Action item:
Your response must be the entire set of entries, reproduced word for word.

====== Supplied information

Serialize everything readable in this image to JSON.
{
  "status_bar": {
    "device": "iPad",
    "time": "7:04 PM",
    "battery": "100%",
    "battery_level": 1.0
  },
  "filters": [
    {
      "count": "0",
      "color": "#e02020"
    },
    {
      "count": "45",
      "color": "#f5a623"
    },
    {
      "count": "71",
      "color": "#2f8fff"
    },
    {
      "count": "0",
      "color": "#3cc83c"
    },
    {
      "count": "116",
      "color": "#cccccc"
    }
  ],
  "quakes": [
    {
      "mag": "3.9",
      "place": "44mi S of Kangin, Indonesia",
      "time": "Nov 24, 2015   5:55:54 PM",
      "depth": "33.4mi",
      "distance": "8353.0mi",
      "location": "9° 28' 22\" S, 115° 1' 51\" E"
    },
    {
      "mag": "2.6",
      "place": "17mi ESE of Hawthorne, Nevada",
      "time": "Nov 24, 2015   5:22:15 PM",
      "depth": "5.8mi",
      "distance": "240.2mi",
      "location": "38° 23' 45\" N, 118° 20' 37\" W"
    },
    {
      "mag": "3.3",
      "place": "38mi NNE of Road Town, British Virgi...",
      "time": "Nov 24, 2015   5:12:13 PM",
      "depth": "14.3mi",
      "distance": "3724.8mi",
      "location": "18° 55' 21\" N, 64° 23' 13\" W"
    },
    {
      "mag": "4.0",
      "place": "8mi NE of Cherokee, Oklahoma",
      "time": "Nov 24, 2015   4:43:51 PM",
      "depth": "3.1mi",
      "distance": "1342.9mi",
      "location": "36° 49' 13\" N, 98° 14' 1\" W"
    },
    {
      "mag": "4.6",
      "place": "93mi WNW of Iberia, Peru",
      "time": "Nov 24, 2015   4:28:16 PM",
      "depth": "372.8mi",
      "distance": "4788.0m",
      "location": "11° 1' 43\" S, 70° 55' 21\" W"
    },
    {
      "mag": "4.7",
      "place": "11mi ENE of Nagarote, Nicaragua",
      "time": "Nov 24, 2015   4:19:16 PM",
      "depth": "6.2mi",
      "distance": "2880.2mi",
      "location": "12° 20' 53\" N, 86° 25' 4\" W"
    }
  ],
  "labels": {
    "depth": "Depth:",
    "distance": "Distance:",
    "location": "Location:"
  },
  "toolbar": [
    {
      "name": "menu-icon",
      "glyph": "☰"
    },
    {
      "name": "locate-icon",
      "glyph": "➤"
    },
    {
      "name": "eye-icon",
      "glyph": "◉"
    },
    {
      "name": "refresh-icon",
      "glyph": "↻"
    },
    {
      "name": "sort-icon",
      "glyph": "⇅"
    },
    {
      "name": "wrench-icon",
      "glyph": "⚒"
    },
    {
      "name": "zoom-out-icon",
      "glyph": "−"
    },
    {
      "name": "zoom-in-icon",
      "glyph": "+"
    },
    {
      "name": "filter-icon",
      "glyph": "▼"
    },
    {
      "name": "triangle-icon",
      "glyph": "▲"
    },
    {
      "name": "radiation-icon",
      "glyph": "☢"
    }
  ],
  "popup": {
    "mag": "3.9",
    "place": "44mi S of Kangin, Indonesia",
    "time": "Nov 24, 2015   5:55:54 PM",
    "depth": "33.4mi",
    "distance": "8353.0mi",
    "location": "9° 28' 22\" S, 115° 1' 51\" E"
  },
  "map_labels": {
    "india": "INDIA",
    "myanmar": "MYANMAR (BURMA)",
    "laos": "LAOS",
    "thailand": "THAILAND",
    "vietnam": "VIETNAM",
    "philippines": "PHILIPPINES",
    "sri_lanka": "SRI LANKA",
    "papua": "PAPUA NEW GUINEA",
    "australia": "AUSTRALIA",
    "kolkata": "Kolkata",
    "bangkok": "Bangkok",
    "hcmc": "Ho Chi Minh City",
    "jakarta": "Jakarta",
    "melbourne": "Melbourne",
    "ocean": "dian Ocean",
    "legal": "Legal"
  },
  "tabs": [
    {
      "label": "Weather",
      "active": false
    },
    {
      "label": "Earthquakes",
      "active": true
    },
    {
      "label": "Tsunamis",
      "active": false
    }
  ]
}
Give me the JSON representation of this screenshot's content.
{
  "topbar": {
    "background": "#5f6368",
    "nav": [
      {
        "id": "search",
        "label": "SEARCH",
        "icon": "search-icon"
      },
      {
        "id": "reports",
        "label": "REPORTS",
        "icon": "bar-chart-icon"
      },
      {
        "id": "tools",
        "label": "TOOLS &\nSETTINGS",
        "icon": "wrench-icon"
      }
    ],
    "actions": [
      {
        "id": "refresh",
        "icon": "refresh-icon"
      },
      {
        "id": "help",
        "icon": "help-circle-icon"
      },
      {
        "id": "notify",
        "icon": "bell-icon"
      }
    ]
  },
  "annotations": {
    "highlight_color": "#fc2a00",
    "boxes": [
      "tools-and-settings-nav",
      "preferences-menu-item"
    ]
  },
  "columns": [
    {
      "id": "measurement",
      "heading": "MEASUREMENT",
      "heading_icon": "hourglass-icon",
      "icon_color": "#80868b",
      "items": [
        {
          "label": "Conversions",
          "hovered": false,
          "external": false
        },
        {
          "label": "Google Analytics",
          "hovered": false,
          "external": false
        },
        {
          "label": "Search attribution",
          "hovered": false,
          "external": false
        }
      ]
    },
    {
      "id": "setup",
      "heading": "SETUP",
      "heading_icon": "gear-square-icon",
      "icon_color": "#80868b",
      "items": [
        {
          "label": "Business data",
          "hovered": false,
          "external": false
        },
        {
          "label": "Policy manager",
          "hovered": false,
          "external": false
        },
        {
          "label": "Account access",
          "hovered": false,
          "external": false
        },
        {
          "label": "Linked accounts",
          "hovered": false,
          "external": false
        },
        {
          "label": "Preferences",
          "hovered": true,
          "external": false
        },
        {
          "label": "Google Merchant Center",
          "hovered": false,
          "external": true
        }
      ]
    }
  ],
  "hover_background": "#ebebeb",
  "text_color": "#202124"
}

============

Solution to the problem:
Serialize everything readable in this image to JSON.
{
  "status_bar": {
    "device": "iPad",
    "time": "7:04 PM",
    "battery": "100%",
    "battery_level": 1.0
  },
  "filters": [
    {
      "count": "0",
      "color": "#e02020"
    },
    {
      "count": "45",
      "color": "#f5a623"
    },
    {
      "count": "71",
      "color": "#2f8fff"
    },
    {
      "count": "0",
      "color": "#3cc83c"
    },
    {
      "count": "116",
      "color": "#cccccc"
    }
  ],
  "quakes": [
    {
      "mag": "3.9",
      "place": "44mi S of Kangin, Indonesia",
      "time": "Nov 24, 2015   5:55:54 PM",
      "depth": "33.4mi",
      "distance": "8353.0mi",
      "location": "9° 28' 22\" S, 115° 1' 51\" E"
    },
    {
      "mag": "2.6",
      "place": "17mi ESE of Hawthorne, Nevada",
      "time": "Nov 24, 2015   5:22:15 PM",
      "depth": "5.8mi",
      "distance": "240.2mi",
      "location": "38° 23' 45\" N, 118° 20' 37\" W"
    },
    {
      "mag": "3.3",
      "place": "38mi NNE of Road Town, British Virgi...",
      "time": "Nov 24, 2015   5:12:13 PM",
      "depth": "14.3mi",
      "distance": "3724.8mi",
      "location": "18° 55' 21\" N, 64° 23' 13\" W"
    },
    {
      "mag": "4.0",
      "place": "8mi NE of Cherokee, Oklahoma",
      "time": "Nov 24, 2015   4:43:51 PM",
      "depth": "3.1mi",
      "distance": "1342.9mi",
      "location": "36° 49' 13\" N, 98° 14' 1\" W"
    },
    {
      "mag": "4.6",
      "place": "93mi WNW of Iberia, Peru",
      "time": "Nov 24, 2015   4:28:16 PM",
      "depth": "372.8mi",
      "distance": "4788.0m",
      "location": "11° 1' 43\" S, 70° 55' 21\" W"
    },
    {
      "mag": "4.7",
      "place": "11mi ENE of Nagarote, Nicaragua",
      "time": "Nov 24, 2015   4:19:16 PM",
      "depth": "6.2mi",
      "distance": "2880.2mi",
      "location": "12° 20' 53\" N, 86° 25' 4\" W"
    }
  ],
  "labels": {
    "depth": "Depth:",
    "distance": "Distance:",
    "location": "Location:"
  },
  "toolbar": [
    {
      "name": "menu-icon",
      "glyph": "☰"
    },
    {
      "name": "locate-icon",
      "glyph": "➤"
    },
    {
      "name": "eye-icon",
      "glyph": "◉"
    },
    {
      "name": "refresh-icon",
      "glyph": "↻"
    },
    {
      "name": "sort-icon",
      "glyph": "⇅"
    },
    {
      "name": "wrench-icon",
      "glyph": "⚒"
    },
    {
      "name": "zoom-out-icon",
      "glyph": "−"
    },
    {
      "name": "zoom-in-icon",
      "glyph": "+"
    },
    {
      "name": "filter-icon",
      "glyph": "▼"
    },
    {
      "name": "triangle-icon",
      "glyph": "▲"
    },
    {
      "name": "radiation-icon",
      "glyph": "☢"
    }
  ],
  "popup": {
    "mag": "3.9",
    "place": "44mi S of Kangin, Indonesia",
    "time": "Nov 24, 2015   5:55:54 PM",
    "depth": "33.4mi",
    "distance": "8353.0mi",
    "location": "9° 28' 22\" S, 115° 1' 51\" E"
  },
  "map_labels": {
    "india": "INDIA",
    "myanmar": "MYANMAR (BURMA)",
    "laos": "LAOS",
    "thailand": "THAILAND",
    "vietnam": "VIETNAM",
    "philippines": "PHILIPPINES",
    "sri_lanka": "SRI LANKA",
    "papua": "PAPUA NEW GUINEA",
    "australia": "AUSTRALIA",
    "kolkata": "Kolkata",
    "bangkok": "Bangkok",
    "hcmc": "Ho Chi Minh City",
    "jakarta": "Jakarta",
    "melbourne": "Melbourne",
    "ocean": "dian Ocean",
    "legal": "Legal"
  },
  "tabs": [
    {
      "label": "Weather",
      "active": false
    },
    {
      "label": "Earthquakes",
      "active": true
    },
    {
      "label": "Tsunamis",
      "active": false
    }
  ]
}
Give me the JSON representation of this screenshot's content.
{
  "topbar": {
    "background": "#5f6368",
    "nav": [
      {
        "id": "search",
        "label": "SEARCH",
        "icon": "search-icon"
      },
      {
        "id": "reports",
        "label": "REPORTS",
        "icon": "bar-chart-icon"
      },
      {
        "id": "tools",
        "label": "TOOLS &\nSETTINGS",
        "icon": "wrench-icon"
      }
    ],
    "actions": [
      {
        "id": "refresh",
        "icon": "refresh-icon"
      },
      {
        "id": "help",
        "icon": "help-circle-icon"
      },
      {
        "id": "notify",
        "icon": "bell-icon"
      }
    ]
  },
  "annotations": {
    "highlight_color": "#fc2a00",
    "boxes": [
      "tools-and-settings-nav",
      "preferences-menu-item"
    ]
  },
  "columns": [
    {
      "id": "measurement",
      "heading": "MEASUREMENT",
      "heading_icon": "hourglass-icon",
      "icon_color": "#80868b",
      "items": [
        {
          "label": "Conversions",
          "hovered": false,
          "external": false
        },
        {
          "label": "Google Analytics",
          "hovered": false,
          "external": false
        },
        {
          "label": "Search attribution",
          "hovered": false,
          "external": false
        }
      ]
    },
    {
      "id": "setup",
      "heading": "SETUP",
      "heading_icon": "gear-square-icon",
      "icon_color": "#80868b",
      "items": [
        {
          "label": "Business data",
          "hovered": false,
          "external": false
        },
        {
          "label": "Policy manager",
          "hovered": false,
          "external": false
        },
        {
          "label": "Account access",
          "hovered": false,
          "external": false
        },
        {
          "label": "Linked accounts",
          "hovered": false,
          "external": false
        },
        {
          "label": "Preferences",
          "hovered": true,
          "external": false
        },
        {
          "label": "Google Merchant Center",
          "hovered": false,
          "external": true
        }
      ]
    }
  ],
  "hover_background": "#ebebeb",
  "text_color": "#202124"
}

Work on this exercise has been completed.